Researchers at Boston University have publicly denied that they have developed a hyper-deadly COVID-19 strain in their labs — and are insisting that they actually made a hybrid version that's less deadly than previous ones.
Over the past week, a pre-print study out of BU's National Emerging Infectious Diseases Laboratories (NEIDL), which sought to detail the differences between the original COVID strain that circulated early in the pandemic and the Omicron strain, unleashed a media frenzy.
Oddly enough, the ensuing controversy wasn't about the National Institute of Allergy and Infectious Diseases — which funded the study — accusing the researchers of not clearing the study with them first, as STAT News reports.
The media hubbub was kickstarted by a "sensationalized" report by British tabloid The Daily Mail, which, per a statement from the university, falsely claimed that scientists had "created a new deadly COVID strain."
After the Daily Mail published its misleading account — which homed in on an out-of-context section from the paper's abstract to claim that the NEIDL researchers had made a "deadly COVID strain with an 80 percent kill rate," — Fox News picked up the story and repeated what the school is calling "false and inaccurate" reporting.
"They’ve sensationalized the message, they misrepresent the study and its goals in its entirety," said Ronald B. Corley, NEIDL's director, in the statement.

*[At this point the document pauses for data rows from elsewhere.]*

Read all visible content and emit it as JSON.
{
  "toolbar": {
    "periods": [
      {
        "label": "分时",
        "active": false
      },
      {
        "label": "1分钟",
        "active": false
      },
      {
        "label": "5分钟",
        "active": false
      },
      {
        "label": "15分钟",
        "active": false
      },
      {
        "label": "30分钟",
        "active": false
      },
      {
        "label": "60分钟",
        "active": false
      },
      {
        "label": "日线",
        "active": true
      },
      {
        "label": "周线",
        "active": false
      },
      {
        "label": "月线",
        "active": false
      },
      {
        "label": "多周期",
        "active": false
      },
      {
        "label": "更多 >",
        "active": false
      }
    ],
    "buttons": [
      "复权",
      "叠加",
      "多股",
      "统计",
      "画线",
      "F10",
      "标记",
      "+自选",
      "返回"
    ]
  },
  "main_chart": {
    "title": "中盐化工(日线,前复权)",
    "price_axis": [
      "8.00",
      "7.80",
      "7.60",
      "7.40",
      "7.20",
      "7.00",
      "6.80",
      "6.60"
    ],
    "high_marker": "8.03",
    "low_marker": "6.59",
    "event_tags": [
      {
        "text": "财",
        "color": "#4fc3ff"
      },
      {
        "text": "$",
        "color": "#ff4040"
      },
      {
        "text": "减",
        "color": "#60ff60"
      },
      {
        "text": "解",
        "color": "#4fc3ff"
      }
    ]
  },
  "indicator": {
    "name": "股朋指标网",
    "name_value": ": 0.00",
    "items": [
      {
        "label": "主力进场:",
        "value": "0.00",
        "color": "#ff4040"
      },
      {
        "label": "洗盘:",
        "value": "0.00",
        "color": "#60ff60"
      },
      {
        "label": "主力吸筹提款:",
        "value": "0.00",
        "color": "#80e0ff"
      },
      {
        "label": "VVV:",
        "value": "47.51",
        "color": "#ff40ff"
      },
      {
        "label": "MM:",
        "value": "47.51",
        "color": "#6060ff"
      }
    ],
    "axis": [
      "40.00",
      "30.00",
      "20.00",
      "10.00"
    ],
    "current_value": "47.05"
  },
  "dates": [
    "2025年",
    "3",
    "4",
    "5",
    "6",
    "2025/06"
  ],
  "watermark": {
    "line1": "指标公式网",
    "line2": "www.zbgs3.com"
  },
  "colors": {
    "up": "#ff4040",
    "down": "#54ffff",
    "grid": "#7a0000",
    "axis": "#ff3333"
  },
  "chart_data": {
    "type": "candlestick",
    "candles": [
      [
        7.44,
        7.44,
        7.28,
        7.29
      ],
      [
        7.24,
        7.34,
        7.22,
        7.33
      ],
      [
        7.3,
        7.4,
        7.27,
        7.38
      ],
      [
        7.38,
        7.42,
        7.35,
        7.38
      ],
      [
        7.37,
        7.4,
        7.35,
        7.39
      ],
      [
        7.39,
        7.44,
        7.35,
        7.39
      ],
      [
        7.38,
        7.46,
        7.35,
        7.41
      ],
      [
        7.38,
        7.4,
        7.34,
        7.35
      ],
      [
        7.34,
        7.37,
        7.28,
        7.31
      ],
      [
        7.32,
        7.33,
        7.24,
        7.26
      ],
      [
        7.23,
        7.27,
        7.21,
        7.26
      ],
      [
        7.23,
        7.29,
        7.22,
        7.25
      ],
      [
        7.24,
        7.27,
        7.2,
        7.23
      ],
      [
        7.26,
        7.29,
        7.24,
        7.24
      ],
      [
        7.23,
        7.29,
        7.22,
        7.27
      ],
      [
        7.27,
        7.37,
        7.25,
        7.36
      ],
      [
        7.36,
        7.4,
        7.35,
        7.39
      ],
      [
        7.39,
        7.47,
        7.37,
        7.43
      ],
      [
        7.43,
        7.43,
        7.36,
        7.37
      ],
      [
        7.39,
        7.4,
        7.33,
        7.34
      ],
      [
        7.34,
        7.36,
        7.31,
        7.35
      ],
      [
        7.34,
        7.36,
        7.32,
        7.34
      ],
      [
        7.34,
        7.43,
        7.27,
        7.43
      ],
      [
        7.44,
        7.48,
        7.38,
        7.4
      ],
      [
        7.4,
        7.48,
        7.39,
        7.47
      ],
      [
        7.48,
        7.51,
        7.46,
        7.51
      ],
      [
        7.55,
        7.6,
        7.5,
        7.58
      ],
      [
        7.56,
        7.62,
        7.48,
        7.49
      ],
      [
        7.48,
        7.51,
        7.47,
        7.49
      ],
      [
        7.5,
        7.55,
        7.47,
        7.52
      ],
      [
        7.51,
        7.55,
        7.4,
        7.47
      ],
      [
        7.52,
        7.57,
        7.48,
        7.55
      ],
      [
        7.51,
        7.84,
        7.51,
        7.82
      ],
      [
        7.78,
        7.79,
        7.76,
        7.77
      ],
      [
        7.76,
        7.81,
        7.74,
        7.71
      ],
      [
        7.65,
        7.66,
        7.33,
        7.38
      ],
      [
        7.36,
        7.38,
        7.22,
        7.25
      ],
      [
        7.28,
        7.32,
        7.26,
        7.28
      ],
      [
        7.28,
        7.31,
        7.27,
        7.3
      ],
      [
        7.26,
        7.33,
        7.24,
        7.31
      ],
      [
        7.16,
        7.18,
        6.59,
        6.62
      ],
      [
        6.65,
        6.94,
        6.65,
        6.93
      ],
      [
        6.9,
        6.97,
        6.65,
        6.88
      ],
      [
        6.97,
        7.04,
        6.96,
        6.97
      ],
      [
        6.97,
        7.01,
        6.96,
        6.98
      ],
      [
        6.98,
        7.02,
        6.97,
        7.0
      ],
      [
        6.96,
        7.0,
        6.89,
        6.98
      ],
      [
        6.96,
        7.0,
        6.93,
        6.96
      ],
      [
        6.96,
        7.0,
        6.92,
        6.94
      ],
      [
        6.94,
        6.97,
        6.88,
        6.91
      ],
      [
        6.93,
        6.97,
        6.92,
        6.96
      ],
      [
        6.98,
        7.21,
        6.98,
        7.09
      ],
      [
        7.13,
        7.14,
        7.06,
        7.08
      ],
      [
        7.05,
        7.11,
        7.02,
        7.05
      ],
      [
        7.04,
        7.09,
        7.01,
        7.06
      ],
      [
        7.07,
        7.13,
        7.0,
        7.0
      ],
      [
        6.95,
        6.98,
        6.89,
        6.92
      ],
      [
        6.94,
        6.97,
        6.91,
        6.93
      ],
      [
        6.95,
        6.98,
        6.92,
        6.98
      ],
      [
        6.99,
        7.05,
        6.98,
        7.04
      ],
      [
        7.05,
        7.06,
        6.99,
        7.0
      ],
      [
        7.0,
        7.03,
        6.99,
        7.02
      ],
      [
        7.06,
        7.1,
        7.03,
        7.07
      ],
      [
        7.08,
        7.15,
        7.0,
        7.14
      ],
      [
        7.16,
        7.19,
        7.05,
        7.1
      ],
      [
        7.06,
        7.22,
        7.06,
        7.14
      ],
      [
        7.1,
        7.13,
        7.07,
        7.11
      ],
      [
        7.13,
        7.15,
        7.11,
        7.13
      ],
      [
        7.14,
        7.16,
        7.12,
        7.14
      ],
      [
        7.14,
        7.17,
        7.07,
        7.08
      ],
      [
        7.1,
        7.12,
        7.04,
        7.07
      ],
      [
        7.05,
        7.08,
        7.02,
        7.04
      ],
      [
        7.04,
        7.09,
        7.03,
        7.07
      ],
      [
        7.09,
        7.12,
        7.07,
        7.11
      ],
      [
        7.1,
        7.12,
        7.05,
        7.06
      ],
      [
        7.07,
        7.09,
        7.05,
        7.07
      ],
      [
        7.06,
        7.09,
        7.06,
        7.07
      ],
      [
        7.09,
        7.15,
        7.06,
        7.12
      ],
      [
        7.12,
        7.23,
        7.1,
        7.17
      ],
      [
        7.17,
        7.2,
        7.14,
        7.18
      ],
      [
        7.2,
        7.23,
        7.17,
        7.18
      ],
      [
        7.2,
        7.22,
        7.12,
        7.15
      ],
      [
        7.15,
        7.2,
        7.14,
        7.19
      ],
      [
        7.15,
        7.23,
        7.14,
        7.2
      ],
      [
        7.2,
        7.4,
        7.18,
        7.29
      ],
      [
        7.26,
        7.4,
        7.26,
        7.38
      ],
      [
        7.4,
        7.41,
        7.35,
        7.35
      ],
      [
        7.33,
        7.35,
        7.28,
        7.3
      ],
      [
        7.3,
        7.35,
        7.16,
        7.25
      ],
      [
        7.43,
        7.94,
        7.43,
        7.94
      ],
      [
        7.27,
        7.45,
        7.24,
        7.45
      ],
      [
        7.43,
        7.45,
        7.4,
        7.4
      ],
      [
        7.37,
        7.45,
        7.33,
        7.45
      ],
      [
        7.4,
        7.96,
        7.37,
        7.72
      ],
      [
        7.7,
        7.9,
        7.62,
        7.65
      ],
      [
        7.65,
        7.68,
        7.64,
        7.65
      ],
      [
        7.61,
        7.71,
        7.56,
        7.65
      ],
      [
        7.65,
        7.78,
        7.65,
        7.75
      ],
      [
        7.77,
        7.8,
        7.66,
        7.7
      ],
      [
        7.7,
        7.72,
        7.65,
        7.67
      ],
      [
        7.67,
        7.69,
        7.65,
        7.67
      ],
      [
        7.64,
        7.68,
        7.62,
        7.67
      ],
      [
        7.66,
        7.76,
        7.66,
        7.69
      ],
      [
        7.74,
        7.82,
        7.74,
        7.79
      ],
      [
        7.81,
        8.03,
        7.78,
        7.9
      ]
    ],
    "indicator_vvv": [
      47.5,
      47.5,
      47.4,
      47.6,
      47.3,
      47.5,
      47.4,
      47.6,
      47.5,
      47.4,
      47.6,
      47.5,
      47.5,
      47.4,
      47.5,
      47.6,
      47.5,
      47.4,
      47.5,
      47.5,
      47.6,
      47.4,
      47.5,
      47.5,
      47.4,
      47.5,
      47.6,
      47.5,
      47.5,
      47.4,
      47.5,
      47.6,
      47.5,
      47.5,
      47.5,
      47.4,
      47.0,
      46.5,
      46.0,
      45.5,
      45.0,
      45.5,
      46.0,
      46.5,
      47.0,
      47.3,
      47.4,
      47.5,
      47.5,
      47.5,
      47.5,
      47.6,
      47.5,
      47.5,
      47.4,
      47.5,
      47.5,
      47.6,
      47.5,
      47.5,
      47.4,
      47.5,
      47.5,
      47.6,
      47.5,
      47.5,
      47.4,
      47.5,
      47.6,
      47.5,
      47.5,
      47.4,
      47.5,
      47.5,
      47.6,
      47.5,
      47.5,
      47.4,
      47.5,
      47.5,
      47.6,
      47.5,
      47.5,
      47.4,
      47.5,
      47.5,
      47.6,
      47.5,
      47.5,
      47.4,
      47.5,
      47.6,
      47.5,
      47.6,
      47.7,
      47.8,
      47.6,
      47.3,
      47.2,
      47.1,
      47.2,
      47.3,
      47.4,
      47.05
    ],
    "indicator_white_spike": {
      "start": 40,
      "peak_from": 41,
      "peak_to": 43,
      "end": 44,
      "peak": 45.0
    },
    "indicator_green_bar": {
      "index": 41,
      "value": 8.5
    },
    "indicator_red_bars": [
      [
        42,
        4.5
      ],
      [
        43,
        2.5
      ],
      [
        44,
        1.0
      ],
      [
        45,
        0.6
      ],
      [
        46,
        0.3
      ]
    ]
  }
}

The Daily Mail's reporting was centered around quotes from two academics — who were not involved in the research — one of whom falsely accused the school of doing "gain of function" research, which is when scientists manipulate viruses to make them stronger.
The report went on to perpetuate the debunked claim that this type of research "is thought to be at the center of COVID's origin."
"This research is not gain-of-function research, meaning it did not amplify the Washington state SARS-CoV-2 virus strain or make it more dangerous," the school's statement reads. "In fact, this research made the virus replicate less dangerous."
Corley added that the "80 percent kill rate" figure was grossly misrepresented in the Mail's reporting — especially given the fact that figure wasn't referring to humans at all.
"The animal model that was used was a particular type of mouse that is highly susceptible, and 80 to 100 percent of the infected mice succumb to disease from the original strain, the so-called Washington strain," the NEIDL director said. "Whereas Omicron causes a very mild disease in these animals."
While the Mail did include an update with the BU statement, it hasn't changed its headline or included any updates towards the top of the story, making it unlikely that the site's readers will get to the rebuttal at all.
As with most cycles of misinformation, it's unlikely the Daily Mail's readers will do more digging of their own.
Regardless, it's a dangerous game that only serves to support publications like it.